So, 400 Copy Editors Walk Into a Room...

The American Copy Editors Society's annual conference is over, and it received a lot of attention, including from NPR's On the Media.
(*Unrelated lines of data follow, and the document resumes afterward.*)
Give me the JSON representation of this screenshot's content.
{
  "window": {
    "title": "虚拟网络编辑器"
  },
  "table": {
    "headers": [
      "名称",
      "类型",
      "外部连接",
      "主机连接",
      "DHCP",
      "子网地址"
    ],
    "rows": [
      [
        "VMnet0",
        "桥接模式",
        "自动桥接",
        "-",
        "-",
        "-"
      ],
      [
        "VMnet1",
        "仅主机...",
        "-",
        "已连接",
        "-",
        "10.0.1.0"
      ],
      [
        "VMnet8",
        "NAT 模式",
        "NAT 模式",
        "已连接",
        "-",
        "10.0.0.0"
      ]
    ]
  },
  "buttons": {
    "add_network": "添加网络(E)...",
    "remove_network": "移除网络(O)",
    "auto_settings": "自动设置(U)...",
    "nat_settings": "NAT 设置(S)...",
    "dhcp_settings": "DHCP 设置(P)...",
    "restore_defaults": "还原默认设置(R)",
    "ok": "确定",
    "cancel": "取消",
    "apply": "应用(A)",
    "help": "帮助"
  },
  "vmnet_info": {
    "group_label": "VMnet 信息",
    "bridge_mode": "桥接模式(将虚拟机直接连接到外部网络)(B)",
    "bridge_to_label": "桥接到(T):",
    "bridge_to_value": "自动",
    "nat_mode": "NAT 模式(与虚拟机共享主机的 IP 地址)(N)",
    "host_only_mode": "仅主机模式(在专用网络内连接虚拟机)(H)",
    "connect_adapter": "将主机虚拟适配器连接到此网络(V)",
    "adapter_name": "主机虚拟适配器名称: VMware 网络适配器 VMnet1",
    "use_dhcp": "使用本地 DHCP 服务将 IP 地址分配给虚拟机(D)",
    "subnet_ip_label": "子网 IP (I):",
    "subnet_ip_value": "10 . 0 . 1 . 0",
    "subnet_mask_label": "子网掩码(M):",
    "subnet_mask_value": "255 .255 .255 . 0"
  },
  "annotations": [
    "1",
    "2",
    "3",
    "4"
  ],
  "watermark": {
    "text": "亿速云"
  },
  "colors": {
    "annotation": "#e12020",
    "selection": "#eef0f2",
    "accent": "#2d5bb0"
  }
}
The transcripts from the show can be found here. (It is a good read ... and not too long.)

There are also some conference handouts posted on the conference Web site.


Moving Past Web 2.0?

The Web 2.0 Expo is going on this week in San Francisco, and the San Francisco Chronicle reporters covering it have a funny reporter's notebook about what the next name will be for the Web.

I vote for Web 2.1. But that's just me.


HTML That Complains

I was reading a book about HTML and CSS that said code should be written so that it is "complaint."

The last thing I would want is a Web site with HTML that complains, but that's OK, I'm pretty sure that they meant compliant HTML.

As an aside, it is a very good book that teaches the basics of HTML and CSS in an easy-to-follow manner.

Drink This One Up

How many times have you seen googling or to google as a verb to search the Web? I find it interesting, though not shocking, that Google does not include that definition in its own dictionary function.

It's not surprising that Google doesn't want to google to become a popular verb, though I do think they may have already lost that battle.


AP Allows Serial Comma (Sometimes)

For most of the time, serial commas should not be used if your publication is using the The Associated Press Stylebook.

This is not the place I want to start an argument about the justification of using (or not using) serial commas. The AP Stylebook says:
IN A SERIES: Use commas to separate elements in a series, but do not put a comma before the conjunction in a simple series: The flag is red, white and blue. He would nominate Tom, Dick or Harry.
But then it says this:
Put a comma before the concluding conjunction in a series, however, if an integral element of the series requires a conjunction: I had orange juice, toast, and ham and eggs for breakfast.
Yep, it's right there in the punctuation section of the stylebook under comma. It's AP, in a muted way, saying it is OK to sometimes use the serial comma.

It just goes to show that you should read a sentence before doing search-and-destroy editing.


Two Words, Not One

Bill Walsh has an interesting post on Blogslot about using a one-word noun in place of a two-word verb.


A Look Back

I was looking through the Internet Archive the other day and thought it was funny to see this site's old posts and design.